My feet are throbbing, Clifford is pouring me a beer from a can, a dark beer from Germany, not the lightly colored local beer.  We just got back from the tiger park, a park where you get to ride around an 80 acre reserve in a little bus with barred windows and look at, honk at, and take pictures of tigers sleeping and yawning.  Every once and awhile one of the zoo keepers, or whatever they are called, will throw a chicken out and you'll get to see some action for a few seconds.  Only one of the tigers will get the chicken.

This "Tiger Park" has at least 200 tigers in it, most of them roam the park freely, but many are in little cages pacing and growling.  There are even lions, a leopard, and a liger.  The spell check has a problem with the word "liger", but you know what I'm talking about.

The liger is a huge tiger and lion hybrid, it has faint stripes and a short mane, as well as that little tassel at the end of it's tail, whatever that's called.  But, according to my studious wife Becky, and her research, the liger isn't supposed to exist.  It is difficult for it to be born, nature usually rejects it.  I think Becky said it has a 0.1% chance of being born.  Anyway, once it's born, and becomes and adult, it isn't quite right.  The liger is not a very happy animal, in it's tiny cement cage, biting it's tail and growling at it.  It was attacking it's tail the last time we were there a few months ago too, only last time it's tail was bleeding a little.  I wonder what would happen if they let it out of it's cage.

But I'd have to say that the most exciting part of the day was in the cage right before the liger cage.  Becky was taking a video of a white Siberian tiger in one of the tiny little cages.  The tiger was upset because someone had closed it's gate, it was batting at the wall and growling, and acting like an aggressive animal.

There are two layers of protection between the animals and the humans.  The layer closest to the animals is a chain link fence, just like the ones around the middle school I went to when I was a kid.  After the chain link fence, closest to the humans, is a grid of welded together rebar.  The holes between the bars are big enough to stick your head through, but not big enough for a tigers head.  His paws would fit through easily though.  When we took pictures of the tigers, and the liger, we reached past the bars and put the camera up against the chain link pointing the lens between the gaps.

Now before you get all worried, moms, the humans are about ten feet off the ground too and there are many warning signs that tell you to not put your fingers through the chain link fence.  And Becky didn't have her fingers through the fence, just her phone pressed up against it.  So, to get to the point, she nearly had a heart attack when the white tiger attacked the chain link fence she was pressing her phone against.

And yes, she still has the video.

So I could have titled this blog entry: My Wife Was Attacked By An 800 Pound Tiger Today.  And then in small print: ...but was protected by a chain link fence and bars.

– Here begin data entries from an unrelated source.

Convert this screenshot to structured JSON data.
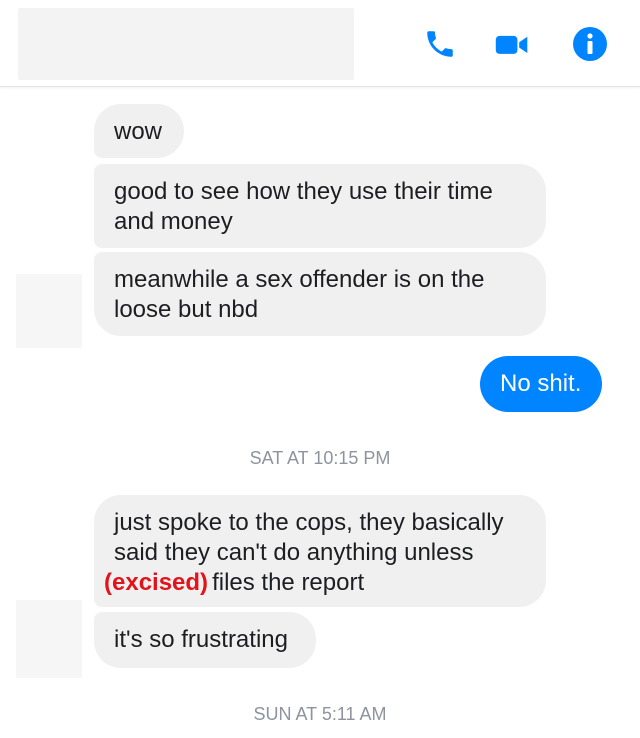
{
  "colors": {
    "accent": "#0084ff",
    "incoming_bubble": "#f1f0f0",
    "redacted_text": "#e2141b",
    "timestamp_text": "#8d949e"
  },
  "header": {
    "icons": [
      "phone-icon",
      "video-camera-icon",
      "info-icon"
    ]
  },
  "messages": [
    {
      "sender": "them",
      "lines": [
        "wow"
      ]
    },
    {
      "sender": "them",
      "lines": [
        "good to see how they use their time",
        "and money"
      ]
    },
    {
      "sender": "them",
      "lines": [
        "meanwhile a sex offender is on the",
        "loose but nbd"
      ]
    },
    {
      "sender": "me",
      "lines": [
        "No shit."
      ]
    },
    {
      "type": "timestamp",
      "text": "SAT AT 10:15 PM"
    },
    {
      "sender": "them",
      "lines": [
        "just spoke to the cops, they basically",
        "said they can't do anything unless"
      ],
      "line3_redacted": "(excised)",
      "line3_rest": "files the report"
    },
    {
      "sender": "them",
      "lines": [
        "it's so frustrating"
      ]
    },
    {
      "type": "timestamp",
      "text": "SUN AT 5:11 AM"
    }
  ]
}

On the way out of the tiger viewing area Clifford and I wondered aloud to each other if they ever check the strength of the fences and bars which are already rusting.  How would they do that anyway?  X-Rays?